■ PROBLEM STATEMENT
Wherever "분석까지" appears in the records below, copy the line that holds it.

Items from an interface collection

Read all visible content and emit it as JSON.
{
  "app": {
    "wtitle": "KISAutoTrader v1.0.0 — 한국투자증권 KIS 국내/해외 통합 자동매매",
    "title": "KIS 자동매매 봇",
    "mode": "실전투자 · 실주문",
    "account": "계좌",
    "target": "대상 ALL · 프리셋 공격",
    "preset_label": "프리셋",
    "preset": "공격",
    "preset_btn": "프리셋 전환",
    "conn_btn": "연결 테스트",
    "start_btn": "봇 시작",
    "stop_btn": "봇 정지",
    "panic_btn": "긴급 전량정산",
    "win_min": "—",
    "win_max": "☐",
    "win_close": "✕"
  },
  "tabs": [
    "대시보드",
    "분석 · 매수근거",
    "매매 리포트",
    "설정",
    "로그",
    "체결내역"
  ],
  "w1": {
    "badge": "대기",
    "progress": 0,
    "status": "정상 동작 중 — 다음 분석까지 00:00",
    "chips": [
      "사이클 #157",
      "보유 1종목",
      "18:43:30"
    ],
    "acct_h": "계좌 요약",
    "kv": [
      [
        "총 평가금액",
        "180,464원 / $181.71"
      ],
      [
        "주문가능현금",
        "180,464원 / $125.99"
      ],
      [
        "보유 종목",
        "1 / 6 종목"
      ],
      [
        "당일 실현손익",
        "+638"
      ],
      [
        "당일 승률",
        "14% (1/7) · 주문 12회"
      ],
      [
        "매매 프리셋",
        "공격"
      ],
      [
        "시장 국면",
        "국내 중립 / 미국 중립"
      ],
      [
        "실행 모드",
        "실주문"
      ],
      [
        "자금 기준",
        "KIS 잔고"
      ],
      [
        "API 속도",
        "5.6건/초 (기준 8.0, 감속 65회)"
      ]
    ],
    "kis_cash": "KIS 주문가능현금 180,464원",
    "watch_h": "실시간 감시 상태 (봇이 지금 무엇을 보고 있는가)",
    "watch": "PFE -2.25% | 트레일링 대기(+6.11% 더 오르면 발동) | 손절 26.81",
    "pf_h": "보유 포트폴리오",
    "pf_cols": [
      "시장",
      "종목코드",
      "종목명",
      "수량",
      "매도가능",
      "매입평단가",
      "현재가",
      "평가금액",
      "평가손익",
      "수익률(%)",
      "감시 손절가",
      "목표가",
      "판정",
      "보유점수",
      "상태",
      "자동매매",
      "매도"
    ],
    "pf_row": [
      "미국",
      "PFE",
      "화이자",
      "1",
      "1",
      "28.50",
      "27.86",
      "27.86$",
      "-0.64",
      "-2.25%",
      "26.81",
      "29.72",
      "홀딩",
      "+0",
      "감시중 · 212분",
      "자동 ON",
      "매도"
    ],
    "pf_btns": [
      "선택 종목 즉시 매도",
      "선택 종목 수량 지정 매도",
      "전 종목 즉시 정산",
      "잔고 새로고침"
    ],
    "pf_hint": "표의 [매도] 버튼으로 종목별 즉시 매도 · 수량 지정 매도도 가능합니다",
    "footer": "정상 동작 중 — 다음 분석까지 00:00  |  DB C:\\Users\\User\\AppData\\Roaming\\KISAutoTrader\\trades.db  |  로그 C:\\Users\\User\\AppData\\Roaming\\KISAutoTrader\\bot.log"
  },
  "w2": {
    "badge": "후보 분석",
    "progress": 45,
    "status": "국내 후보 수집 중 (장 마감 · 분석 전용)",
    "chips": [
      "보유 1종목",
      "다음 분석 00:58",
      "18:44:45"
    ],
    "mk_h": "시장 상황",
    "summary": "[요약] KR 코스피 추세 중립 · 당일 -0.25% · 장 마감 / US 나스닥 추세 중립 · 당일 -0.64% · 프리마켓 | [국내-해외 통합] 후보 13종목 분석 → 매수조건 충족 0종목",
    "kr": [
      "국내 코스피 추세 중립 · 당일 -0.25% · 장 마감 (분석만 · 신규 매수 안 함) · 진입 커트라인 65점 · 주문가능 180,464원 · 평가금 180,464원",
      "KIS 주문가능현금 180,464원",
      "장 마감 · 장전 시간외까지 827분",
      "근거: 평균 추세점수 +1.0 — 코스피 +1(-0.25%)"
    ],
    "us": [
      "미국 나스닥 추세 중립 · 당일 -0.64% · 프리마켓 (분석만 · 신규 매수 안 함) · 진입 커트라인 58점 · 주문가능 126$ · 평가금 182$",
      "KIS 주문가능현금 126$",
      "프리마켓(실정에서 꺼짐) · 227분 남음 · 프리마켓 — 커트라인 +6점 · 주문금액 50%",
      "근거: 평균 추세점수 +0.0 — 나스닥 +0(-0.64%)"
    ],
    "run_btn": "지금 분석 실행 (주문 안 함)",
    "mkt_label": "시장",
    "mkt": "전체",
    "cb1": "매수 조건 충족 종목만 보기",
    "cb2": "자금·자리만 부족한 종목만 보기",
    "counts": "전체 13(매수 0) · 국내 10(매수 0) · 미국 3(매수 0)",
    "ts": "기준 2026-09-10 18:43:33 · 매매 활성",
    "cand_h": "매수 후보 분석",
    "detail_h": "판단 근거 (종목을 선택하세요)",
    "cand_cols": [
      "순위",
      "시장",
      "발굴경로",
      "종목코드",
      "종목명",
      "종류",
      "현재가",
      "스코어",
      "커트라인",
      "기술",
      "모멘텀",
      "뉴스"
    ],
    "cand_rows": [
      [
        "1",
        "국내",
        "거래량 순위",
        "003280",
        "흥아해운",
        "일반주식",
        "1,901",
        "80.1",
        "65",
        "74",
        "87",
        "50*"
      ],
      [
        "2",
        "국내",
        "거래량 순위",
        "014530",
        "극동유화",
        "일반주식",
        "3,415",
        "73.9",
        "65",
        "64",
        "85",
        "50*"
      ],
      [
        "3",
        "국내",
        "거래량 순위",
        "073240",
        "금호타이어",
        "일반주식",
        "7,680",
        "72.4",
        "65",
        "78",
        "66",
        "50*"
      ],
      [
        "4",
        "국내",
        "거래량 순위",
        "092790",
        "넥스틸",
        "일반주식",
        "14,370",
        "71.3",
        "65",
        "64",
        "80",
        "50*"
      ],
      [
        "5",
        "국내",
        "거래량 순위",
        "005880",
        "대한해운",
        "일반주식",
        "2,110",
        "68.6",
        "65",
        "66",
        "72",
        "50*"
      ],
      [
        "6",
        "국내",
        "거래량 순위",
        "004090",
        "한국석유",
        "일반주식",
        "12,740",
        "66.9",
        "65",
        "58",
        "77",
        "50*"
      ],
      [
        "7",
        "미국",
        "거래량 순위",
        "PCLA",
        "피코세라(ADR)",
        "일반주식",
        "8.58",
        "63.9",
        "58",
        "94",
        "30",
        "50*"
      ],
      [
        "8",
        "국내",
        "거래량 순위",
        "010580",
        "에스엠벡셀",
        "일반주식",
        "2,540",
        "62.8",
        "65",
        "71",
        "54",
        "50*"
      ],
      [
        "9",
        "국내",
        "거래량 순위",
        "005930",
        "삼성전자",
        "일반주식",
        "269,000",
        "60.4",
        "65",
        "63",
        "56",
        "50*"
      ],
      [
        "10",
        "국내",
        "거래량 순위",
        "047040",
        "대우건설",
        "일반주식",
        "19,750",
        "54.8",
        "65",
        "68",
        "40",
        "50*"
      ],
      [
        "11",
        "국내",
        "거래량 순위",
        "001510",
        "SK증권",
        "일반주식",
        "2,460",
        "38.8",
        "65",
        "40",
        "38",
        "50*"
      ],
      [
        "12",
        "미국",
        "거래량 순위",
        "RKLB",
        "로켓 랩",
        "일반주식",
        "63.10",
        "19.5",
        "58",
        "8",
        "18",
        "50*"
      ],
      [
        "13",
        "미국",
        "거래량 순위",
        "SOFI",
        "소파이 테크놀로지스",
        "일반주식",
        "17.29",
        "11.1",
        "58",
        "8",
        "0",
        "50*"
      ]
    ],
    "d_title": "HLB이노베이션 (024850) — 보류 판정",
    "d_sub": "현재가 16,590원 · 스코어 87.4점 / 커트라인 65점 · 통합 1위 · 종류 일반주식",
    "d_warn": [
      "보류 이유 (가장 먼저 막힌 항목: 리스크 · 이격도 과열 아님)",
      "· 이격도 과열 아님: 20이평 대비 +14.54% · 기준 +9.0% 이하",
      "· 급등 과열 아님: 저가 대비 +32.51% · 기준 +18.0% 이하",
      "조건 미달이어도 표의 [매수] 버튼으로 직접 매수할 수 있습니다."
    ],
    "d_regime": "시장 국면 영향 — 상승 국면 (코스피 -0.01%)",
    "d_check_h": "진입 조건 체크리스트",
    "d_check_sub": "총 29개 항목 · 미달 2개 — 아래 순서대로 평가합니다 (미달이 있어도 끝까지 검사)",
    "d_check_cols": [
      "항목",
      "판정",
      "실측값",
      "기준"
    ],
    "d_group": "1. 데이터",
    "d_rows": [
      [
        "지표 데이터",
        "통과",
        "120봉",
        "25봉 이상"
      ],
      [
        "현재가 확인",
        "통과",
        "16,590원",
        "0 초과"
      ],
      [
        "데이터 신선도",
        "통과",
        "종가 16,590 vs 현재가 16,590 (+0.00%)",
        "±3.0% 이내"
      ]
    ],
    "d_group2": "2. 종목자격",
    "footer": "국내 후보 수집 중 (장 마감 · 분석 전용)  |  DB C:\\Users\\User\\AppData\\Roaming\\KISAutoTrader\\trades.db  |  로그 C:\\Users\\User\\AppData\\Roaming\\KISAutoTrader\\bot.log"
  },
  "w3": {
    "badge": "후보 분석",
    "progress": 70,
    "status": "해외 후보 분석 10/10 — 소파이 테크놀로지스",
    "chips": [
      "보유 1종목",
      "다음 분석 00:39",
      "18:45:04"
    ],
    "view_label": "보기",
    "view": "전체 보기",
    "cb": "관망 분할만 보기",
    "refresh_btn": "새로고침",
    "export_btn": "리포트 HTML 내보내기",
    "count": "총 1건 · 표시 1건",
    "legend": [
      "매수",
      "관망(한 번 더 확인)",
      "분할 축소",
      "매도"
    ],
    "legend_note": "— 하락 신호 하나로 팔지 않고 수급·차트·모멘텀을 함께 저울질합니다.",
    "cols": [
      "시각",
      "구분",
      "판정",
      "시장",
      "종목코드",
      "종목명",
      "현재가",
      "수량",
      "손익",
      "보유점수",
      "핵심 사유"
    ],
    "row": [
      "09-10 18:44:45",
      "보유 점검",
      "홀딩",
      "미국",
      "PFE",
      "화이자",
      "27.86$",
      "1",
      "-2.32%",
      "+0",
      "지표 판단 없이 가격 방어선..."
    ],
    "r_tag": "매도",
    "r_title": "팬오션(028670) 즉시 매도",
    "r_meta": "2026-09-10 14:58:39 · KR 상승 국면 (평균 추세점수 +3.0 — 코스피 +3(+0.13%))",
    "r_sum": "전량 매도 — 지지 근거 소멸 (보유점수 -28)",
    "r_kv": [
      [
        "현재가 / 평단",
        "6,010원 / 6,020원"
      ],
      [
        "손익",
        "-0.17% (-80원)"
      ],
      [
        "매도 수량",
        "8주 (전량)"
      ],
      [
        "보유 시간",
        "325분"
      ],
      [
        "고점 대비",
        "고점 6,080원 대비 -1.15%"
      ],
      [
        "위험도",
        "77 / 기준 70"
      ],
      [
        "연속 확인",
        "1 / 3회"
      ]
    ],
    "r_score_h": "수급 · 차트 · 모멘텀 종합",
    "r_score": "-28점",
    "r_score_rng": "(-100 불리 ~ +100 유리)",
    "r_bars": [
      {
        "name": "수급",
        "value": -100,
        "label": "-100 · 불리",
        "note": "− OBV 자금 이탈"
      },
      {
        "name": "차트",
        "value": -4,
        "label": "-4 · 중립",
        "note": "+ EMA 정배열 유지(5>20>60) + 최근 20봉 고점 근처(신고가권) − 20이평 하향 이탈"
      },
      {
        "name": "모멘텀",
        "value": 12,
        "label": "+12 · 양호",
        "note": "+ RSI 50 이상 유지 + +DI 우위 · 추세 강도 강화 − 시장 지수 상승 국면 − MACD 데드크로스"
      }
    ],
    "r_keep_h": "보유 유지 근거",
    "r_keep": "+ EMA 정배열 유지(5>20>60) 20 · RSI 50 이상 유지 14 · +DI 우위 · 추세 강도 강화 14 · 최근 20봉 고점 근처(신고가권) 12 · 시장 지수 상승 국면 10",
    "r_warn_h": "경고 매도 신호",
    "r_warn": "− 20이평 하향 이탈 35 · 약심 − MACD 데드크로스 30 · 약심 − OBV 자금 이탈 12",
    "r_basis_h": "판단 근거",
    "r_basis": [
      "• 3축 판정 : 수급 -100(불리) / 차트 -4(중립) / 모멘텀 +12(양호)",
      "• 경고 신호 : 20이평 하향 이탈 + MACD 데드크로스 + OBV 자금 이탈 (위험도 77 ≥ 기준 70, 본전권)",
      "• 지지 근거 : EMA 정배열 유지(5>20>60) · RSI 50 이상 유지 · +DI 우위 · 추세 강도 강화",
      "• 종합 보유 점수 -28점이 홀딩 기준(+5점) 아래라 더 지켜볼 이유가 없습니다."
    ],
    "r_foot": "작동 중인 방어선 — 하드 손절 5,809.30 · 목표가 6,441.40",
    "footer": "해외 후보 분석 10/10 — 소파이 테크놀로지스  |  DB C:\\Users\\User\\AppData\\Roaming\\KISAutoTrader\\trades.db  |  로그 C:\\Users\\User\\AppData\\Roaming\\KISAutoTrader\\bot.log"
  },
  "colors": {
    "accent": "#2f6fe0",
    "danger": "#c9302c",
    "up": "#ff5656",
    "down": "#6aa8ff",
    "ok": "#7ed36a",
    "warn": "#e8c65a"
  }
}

■ SOLUTION TO THIS TASK
    "status": "정상 동작 중 — 다음 분석까지 00:00",
    "footer": "정상 동작 중 — 다음 분석까지 00:00  |  DB C:\\Users\\User\\AppData\\Roaming\\KISAutoTrader\\trades.db  |  로그 C:\\Users\\User\\AppData\\Roaming\\KISAutoTrader\\bot.log"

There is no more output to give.